Can Art Drive Us Crazy?

At the Louvre on August 2, security guards wrestled a Russian visitor to the floor and subdued her after she hurled a cup of steaming-hot English Breakfast tea at the Mona Lisa. Flung over the heads of other tourists, the cup and its contents scored a direct hit -- or would have, were the famous painting not shielded by a sheet of bulletproof glass. The Russian woman had just bought the tea at a museum cafe. She was handed over to police and is now in their custody. Having undergone a psychological examination, she might be charged with a crime.


Doctors were trying to assess whether she was suffering from Stendhal Syndrome, a rare condition that causes dizziness, confusion or violent acts when an individual is exposed to art.

Personal work

From Art and Fear by David Bayles and Ted Orland:

"Today, artwork does not emerge from a secure common ground... Making art now means working in the face of uncertainty; it means living with doubt and contradiction, doing something no one much cares whether you do, and for which there may be neither audience or reward.
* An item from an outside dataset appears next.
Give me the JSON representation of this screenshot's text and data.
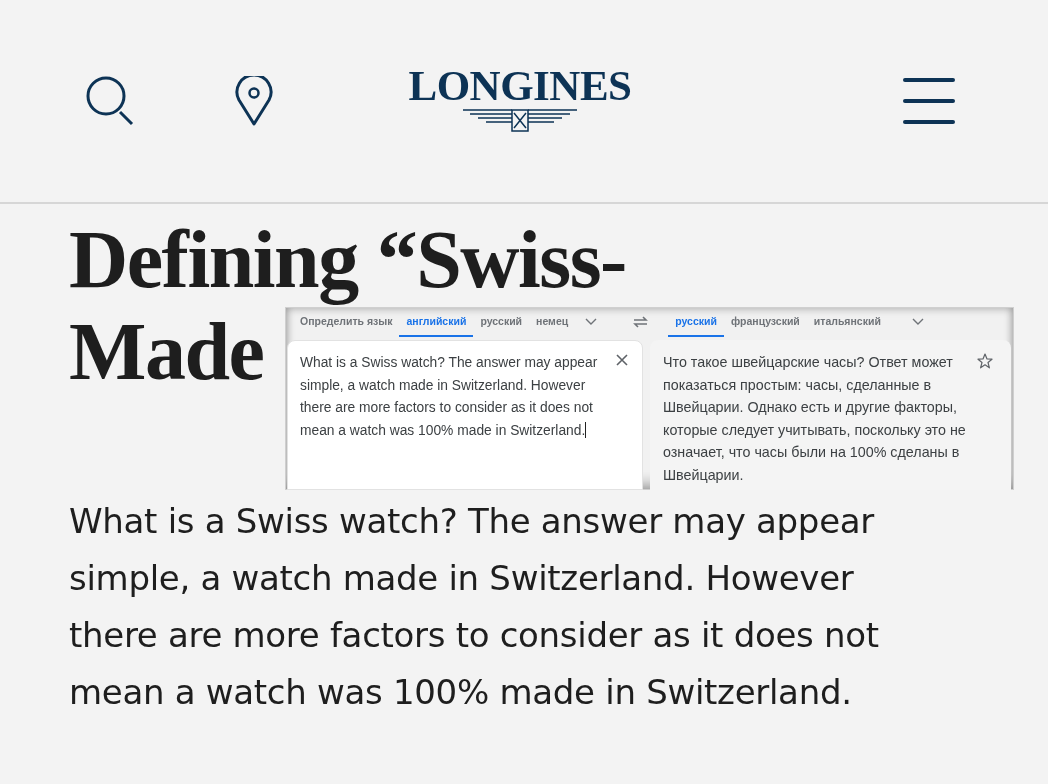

Making the work you want to make means setting aside these doubts so that you may see clearly what you have done, and thereby see where to go next. Making the work you want to make means finding nourishment within the work itself."